↓↓↓
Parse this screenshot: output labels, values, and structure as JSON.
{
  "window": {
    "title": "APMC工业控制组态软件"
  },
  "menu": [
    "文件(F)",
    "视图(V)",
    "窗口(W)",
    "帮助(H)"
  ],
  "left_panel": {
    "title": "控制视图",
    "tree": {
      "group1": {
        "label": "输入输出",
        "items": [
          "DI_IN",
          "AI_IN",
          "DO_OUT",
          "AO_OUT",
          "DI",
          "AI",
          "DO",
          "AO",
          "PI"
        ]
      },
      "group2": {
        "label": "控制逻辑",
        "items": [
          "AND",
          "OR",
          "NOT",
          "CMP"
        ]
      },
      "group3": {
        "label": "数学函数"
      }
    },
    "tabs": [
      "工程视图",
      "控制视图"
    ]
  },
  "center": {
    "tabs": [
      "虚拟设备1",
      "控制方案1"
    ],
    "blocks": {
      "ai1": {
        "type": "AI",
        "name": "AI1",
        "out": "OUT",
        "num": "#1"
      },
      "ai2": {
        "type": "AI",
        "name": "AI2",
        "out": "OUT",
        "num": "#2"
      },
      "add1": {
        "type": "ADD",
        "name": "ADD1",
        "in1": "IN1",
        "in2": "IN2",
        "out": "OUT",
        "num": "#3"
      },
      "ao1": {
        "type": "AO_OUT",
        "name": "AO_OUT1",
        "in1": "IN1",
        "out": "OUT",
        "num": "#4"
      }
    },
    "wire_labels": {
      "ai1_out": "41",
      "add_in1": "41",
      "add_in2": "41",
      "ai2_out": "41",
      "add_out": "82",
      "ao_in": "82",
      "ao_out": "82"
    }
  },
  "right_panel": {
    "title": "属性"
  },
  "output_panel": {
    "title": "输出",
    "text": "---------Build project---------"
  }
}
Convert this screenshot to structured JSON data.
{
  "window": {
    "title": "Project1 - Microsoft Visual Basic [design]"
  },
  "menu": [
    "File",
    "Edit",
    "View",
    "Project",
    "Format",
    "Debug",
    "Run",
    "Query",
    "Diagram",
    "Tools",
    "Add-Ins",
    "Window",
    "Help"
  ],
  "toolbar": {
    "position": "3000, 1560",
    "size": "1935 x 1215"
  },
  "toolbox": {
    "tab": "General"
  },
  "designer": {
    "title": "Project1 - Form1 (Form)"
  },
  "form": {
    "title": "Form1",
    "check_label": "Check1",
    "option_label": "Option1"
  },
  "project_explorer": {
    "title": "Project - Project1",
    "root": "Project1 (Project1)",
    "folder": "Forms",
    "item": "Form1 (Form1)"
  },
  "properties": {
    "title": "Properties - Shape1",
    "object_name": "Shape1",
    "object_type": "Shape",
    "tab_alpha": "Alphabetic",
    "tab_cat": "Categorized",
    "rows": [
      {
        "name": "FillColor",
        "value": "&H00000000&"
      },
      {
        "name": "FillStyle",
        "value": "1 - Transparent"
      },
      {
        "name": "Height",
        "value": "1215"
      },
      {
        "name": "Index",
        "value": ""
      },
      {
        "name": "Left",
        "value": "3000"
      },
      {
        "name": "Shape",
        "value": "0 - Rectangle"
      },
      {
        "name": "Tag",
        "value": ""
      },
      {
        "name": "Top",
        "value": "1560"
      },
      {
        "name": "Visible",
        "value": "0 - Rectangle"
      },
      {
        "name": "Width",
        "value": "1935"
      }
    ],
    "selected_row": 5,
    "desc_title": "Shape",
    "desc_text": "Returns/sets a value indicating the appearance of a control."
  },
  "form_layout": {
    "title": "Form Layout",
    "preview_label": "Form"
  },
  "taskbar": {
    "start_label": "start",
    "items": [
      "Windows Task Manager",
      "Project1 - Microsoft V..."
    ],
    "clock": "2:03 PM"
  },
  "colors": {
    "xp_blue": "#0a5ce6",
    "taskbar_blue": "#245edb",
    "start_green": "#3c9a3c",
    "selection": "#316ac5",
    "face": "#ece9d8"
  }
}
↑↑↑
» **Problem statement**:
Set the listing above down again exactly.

» **Your response**:
Parse this screenshot: output labels, values, and structure as JSON.
{
  "window": {
    "title": "APMC工业控制组态软件"
  },
  "menu": [
    "文件(F)",
    "视图(V)",
    "窗口(W)",
    "帮助(H)"
  ],
  "left_panel": {
    "title": "控制视图",
    "tree": {
      "group1": {
        "label": "输入输出",
        "items": [
          "DI_IN",
          "AI_IN",
          "DO_OUT",
          "AO_OUT",
          "DI",
          "AI",
          "DO",
          "AO",
          "PI"
        ]
      },
      "group2": {
        "label": "控制逻辑",
        "items": [
          "AND",
          "OR",
          "NOT",
          "CMP"
        ]
      },
      "group3": {
        "label": "数学函数"
      }
    },
    "tabs": [
      "工程视图",
      "控制视图"
    ]
  },
  "center": {
    "tabs": [
      "虚拟设备1",
      "控制方案1"
    ],
    "blocks": {
      "ai1": {
        "type": "AI",
        "name": "AI1",
        "out": "OUT",
        "num": "#1"
      },
      "ai2": {
        "type": "AI",
        "name": "AI2",
        "out": "OUT",
        "num": "#2"
      },
      "add1": {
        "type": "ADD",
        "name": "ADD1",
        "in1": "IN1",
        "in2": "IN2",
        "out": "OUT",
        "num": "#3"
      },
      "ao1": {
        "type": "AO_OUT",
        "name": "AO_OUT1",
        "in1": "IN1",
        "out": "OUT",
        "num": "#4"
      }
    },
    "wire_labels": {
      "ai1_out": "41",
      "add_in1": "41",
      "add_in2": "41",
      "ai2_out": "41",
      "add_out": "82",
      "ao_in": "82",
      "ao_out": "82"
    }
  },
  "right_panel": {
    "title": "属性"
  },
  "output_panel": {
    "title": "输出",
    "text": "---------Build project---------"
  }
}
Convert this screenshot to structured JSON data.
{
  "window": {
    "title": "Project1 - Microsoft Visual Basic [design]"
  },
  "menu": [
    "File",
    "Edit",
    "View",
    "Project",
    "Format",
    "Debug",
    "Run",
    "Query",
    "Diagram",
    "Tools",
    "Add-Ins",
    "Window",
    "Help"
  ],
  "toolbar": {
    "position": "3000, 1560",
    "size": "1935 x 1215"
  },
  "toolbox": {
    "tab": "General"
  },
  "designer": {
    "title": "Project1 - Form1 (Form)"
  },
  "form": {
    "title": "Form1",
    "check_label": "Check1",
    "option_label": "Option1"
  },
  "project_explorer": {
    "title": "Project - Project1",
    "root": "Project1 (Project1)",
    "folder": "Forms",
    "item": "Form1 (Form1)"
  },
  "properties": {
    "title": "Properties - Shape1",
    "object_name": "Shape1",
    "object_type": "Shape",
    "tab_alpha": "Alphabetic",
    "tab_cat": "Categorized",
    "rows": [
      {
        "name": "FillColor",
        "value": "&H00000000&"
      },
      {
        "name": "FillStyle",
        "value": "1 - Transparent"
      },
      {
        "name": "Height",
        "value": "1215"
      },
      {
        "name": "Index",
        "value": ""
      },
      {
        "name": "Left",
        "value": "3000"
      },
      {
        "name": "Shape",
        "value": "0 - Rectangle"
      },
      {
        "name": "Tag",
        "value": ""
      },
      {
        "name": "Top",
        "value": "1560"
      },
      {
        "name": "Visible",
        "value": "0 - Rectangle"
      },
      {
        "name": "Width",
        "value": "1935"
      }
    ],
    "selected_row": 5,
    "desc_title": "Shape",
    "desc_text": "Returns/sets a value indicating the appearance of a control."
  },
  "form_layout": {
    "title": "Form Layout",
    "preview_label": "Form"
  },
  "taskbar": {
    "start_label": "start",
    "items": [
      "Windows Task Manager",
      "Project1 - Microsoft V..."
    ],
    "clock": "2:03 PM"
  },
  "colors": {
    "xp_blue": "#0a5ce6",
    "taskbar_blue": "#245edb",
    "start_green": "#3c9a3c",
    "selection": "#316ac5",
    "face": "#ece9d8"
  }
}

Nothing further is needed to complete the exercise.